    The author seems particularly vexed at US coverage of the Middle East, devoting about a fifth of the book to short chapters from a variety of sources, including one section written by Fatemah Farag of Al Ahram Weekly explaining the Arab worldview, and a useful chapter by Sky News' Jake Lynch on tips for avoiding bias when covering conflict which should be required reading for anyone covering news in the Middle East, especially those already working in the region as transnational reporters and broadcasters.
    In all, Schechter's book gives us too much information, a lot of it debatable, to be considered in a single dosage. The lack of an index makes the cross referencing of material impossible. But the most serious flaw may be the mixture of essays, diary entries, seemingly factual reporting, and guest chapters that give this book a hodge-podge feel.
    That's not to say the book is uninteresting, particularly for those predisposed to be critical of Western media, Western governments, and market economies. Though disjointed at times, the book does move along through the many styles and techniques that could leave readers dizzy.

  • Danny Schechter, quite simply, misses the point. I fully appreciate all the research he has done and I absolutely agree with his argument that the media evidences extreme bias in just about everything it does. Where Danny begins to lose me, however, is with his self-righteous proclamation that "all of us have a right to know and a duty to act on what we know." Of course we have a right to know. Of course we should act on what we know. Of course we have a right to make melodramatic proclamations in superfluous books. You know what, though, Danny-boy? In all likelihood, we won't ever really know. Danny's attachment to the idea that an unbiased truth is the most valuable kind of knowledge is where his argument breaks apart.

    The truth is that there is no unbiased truth. And even if there were, it would be worthless.
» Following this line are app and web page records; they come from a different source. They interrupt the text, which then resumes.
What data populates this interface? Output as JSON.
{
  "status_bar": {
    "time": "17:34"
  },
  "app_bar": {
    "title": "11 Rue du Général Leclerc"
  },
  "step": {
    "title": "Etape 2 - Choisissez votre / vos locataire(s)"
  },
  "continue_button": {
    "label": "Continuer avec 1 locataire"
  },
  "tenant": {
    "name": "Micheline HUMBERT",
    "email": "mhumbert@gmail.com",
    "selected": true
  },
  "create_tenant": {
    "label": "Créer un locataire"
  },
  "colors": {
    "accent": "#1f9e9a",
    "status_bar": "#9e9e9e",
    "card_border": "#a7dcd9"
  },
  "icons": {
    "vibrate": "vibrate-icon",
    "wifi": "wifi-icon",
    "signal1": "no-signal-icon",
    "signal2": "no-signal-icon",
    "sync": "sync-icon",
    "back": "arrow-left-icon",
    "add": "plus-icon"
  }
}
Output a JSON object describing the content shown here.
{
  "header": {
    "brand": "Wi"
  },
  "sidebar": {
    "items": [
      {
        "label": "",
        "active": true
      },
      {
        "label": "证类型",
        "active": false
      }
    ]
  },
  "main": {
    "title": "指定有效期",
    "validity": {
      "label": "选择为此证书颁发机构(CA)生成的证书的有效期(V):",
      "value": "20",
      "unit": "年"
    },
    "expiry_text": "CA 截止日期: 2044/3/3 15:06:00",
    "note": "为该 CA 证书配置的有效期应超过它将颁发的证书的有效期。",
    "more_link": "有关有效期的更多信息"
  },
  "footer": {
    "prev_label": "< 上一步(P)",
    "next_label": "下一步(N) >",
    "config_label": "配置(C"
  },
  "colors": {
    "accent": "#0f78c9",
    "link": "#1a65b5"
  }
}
Someone who has absolutely no bias on an issue has no business speaking on it. If they have no bias, they do not care about the issue at hand and the last thing we need is people purporting to be experts on issues about which they do not care. Thankfully, absolutely everyone is biased about absolutely everything on at least some level, so we don't have to worry about unbiased reporters.
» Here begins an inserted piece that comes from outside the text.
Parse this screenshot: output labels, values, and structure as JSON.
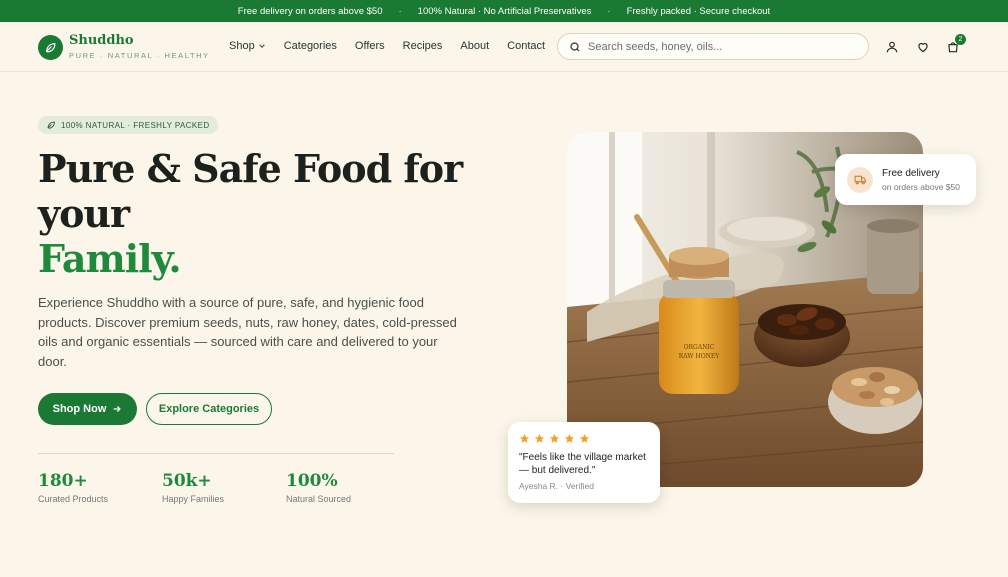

    What we do have to worry about are the biased reporters who agitate Danny so. Their bias, however, is precisely what makes their presentations valuable. The last thing we need are a bunch of stuffy academics like Danny attempting to ascertain "the one real truth" and coming up with a set of self-aggrandizing points and counterpoints before ending with a final statement that "the one thing we know for certain is that we don't know anything for certain."

    Conversely, there is much value in the largely fabricated and wholly biased reports seen on Fox News. No, we cannot trust Fox News to deliver accurate information. Yes, Fox News is trying to shape our knowledge, but it is from their reports that we can see a perfectly clear presentation of how bitter WASPs with male pattern baldness feel about most issues. From Michael Moore, meanwhile, we receive a perfectly clear presentation of how 14-year-old Triple-H Club presidents who still wet the bed feel about most issues. If we balance disparate biased sources, we can piece together a picture of our own truth and base our actions off of that. That's what life's about. That is, unless you want to wait for Danny to find the one real truth for us all.